A toddler who accidentally ingested liquid nicotine may be the country's first fatality as a result of overdose from a highly toxic ingredient used in electronic cigarettes.
Just after 4 p.m. on Dec. 9, police officers were called to the one-year-old boy's home in Fort Plain, New York after he was found unresponsive. Although paramedics attempted to revive the baby and an ambulance brought him to the Little Falls Hospital, he was pronounced dead at 5:53 p.m.
It isn't yet clear what led to the tragic incident, but the boy's case has raised concerns amid the rising popularity of e-cigarettes, with many users seeing vaping as a safer alternative to smoking.
Experts pointed out the dangers posed by e-cigarettes at home. Liquid nicotine, a supplement of e-cigarette, needs to be diluted before it is used. The substance can be very toxic; a seemingly small amount can be deadly for a child.
One teaspoon of liquid nicotine can be fatal for young children, and smaller amounts can cause vomiting, decreased blood pressure, convulsion and loss of ability to breathe, which could require trips to a hospital's emergency department.
Liquid nicotine, which comes in a variety of flavors such as gummy bear and cotton candy, can attract little children because they often come in colorful packaging and have an attractive smell, but the containers are not required to be childproof.
A police officer said that in the Fort Plain incident, the child, whose name was withheld, swallowed liquid nicotine from a glass bottle that did not have a childproof cap.
New York Gov. Andrew Cuomo has yet to sign a bill passed by the state legislature requiring liquid nicotine be placed in child-resistant packaging.
While the incident could be the first death caused by liquid nicotine ingestion, a spike in injuries caused by exposure to the toxic substance has already been observed.
The American Association of Poison Control Centers (AAPCC) said that the number of these dangerous exposures has increased from 1,543 last year to 3,638 as of Nov. 30 this year. Over half of these cases involved children younger than six years old.
In 2011, there were only 271 exposures and the significant increase can be attributed to the growing popularity of vaping.
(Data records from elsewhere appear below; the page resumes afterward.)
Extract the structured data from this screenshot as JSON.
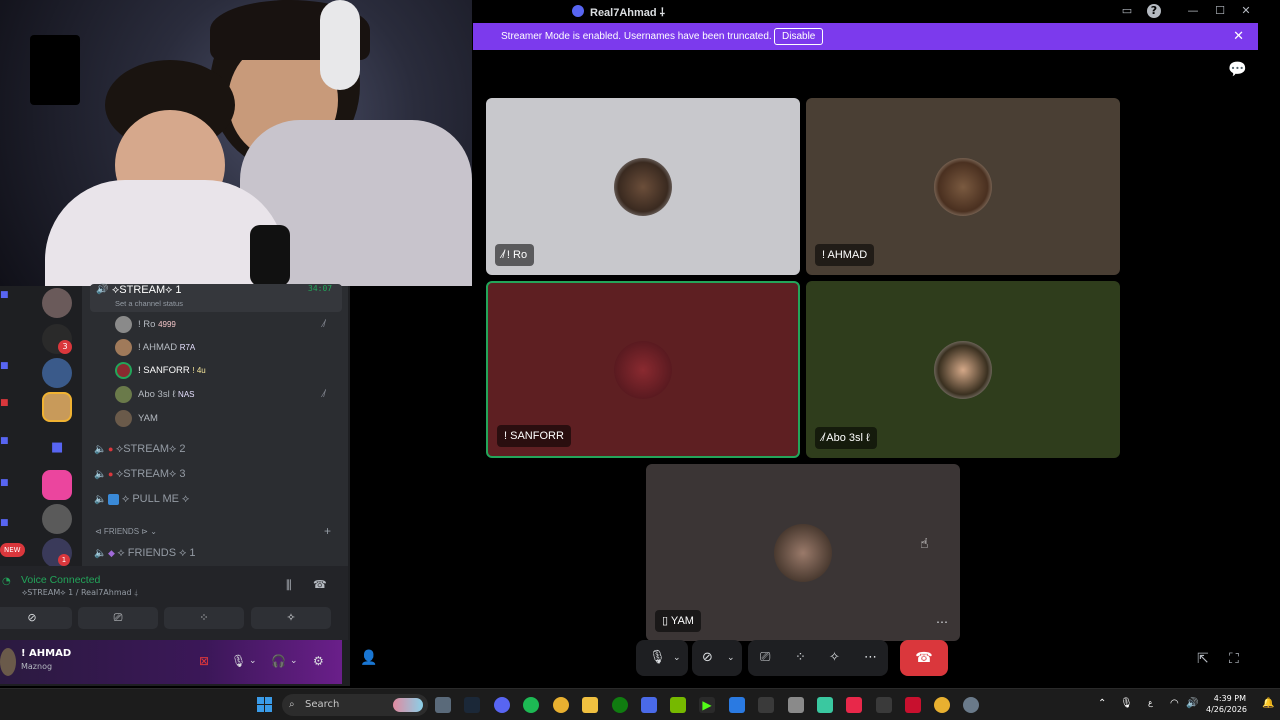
{
  "window": {
    "title": "Real7Ahmad ⸸"
  },
  "banner": {
    "text": "Streamer Mode is enabled. Usernames have been truncated.",
    "button": "Disable"
  },
  "tiles": [
    {
      "name": "! Ro",
      "muted": true,
      "bg": "#c8c8cc"
    },
    {
      "name": "! AHMAD",
      "muted": false,
      "bg": "#4a3f34"
    },
    {
      "name": "! SANFORR",
      "muted": false,
      "bg": "#5e1f22",
      "speaking": true
    },
    {
      "name": "Abo 3sl ℓ",
      "muted": true,
      "bg": "#2f3d1c"
    },
    {
      "name": "YAM",
      "mobile": true,
      "bg": "#3b3535"
    }
  ],
  "sidebar": {
    "channel_stream1": "⟡STREAM⟡ 1",
    "channel_status": "Set a channel status",
    "channel_time": "34:07",
    "members": [
      {
        "name": "! Ro",
        "tag": "4999",
        "muted": true
      },
      {
        "name": "! AHMAD",
        "tag": "R7A",
        "muted": false
      },
      {
        "name": "! SANFORR",
        "tag": "! 4u",
        "muted": false
      },
      {
        "name": "Abo 3sl ℓ",
        "tag": "NAS",
        "muted": true
      },
      {
        "name": "YAM",
        "tag": "",
        "muted": false
      }
    ],
    "channel_stream2": "⟡STREAM⟡ 2",
    "channel_stream3": "⟡STREAM⟡ 3",
    "channel_pullme": "⟡ PULL ME ⟡",
    "category_friends": "⊲ FRIENDS ⊳",
    "channel_friends1": "⟡ FRIENDS ⟡ 1",
    "new_badge": "NEW",
    "badge_3": "3",
    "badge_1": "1"
  },
  "voice": {
    "title": "Voice Connected",
    "subtitle": "⟡STREAM⟡ 1 / Real7Ahmad ⸸"
  },
  "user": {
    "name": "! AHMAD",
    "status": "Maznog"
  },
  "taskbar": {
    "search": "Search",
    "time": "4:39 PM",
    "date": "4/26/2026"
  }
}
In response to the child's death, the AAPCC called for measures that could reduce the odds of the liquid nicotine poisoning happening again.
"AAPCC supports federal legislation to mandate the U.S. Consumer Product Safety Commission require child-proof packaging for liquid nicotine sold to consumers in light of the possible death of a 1-year-old Fort Plain, New York, boy," the AAPCC stated.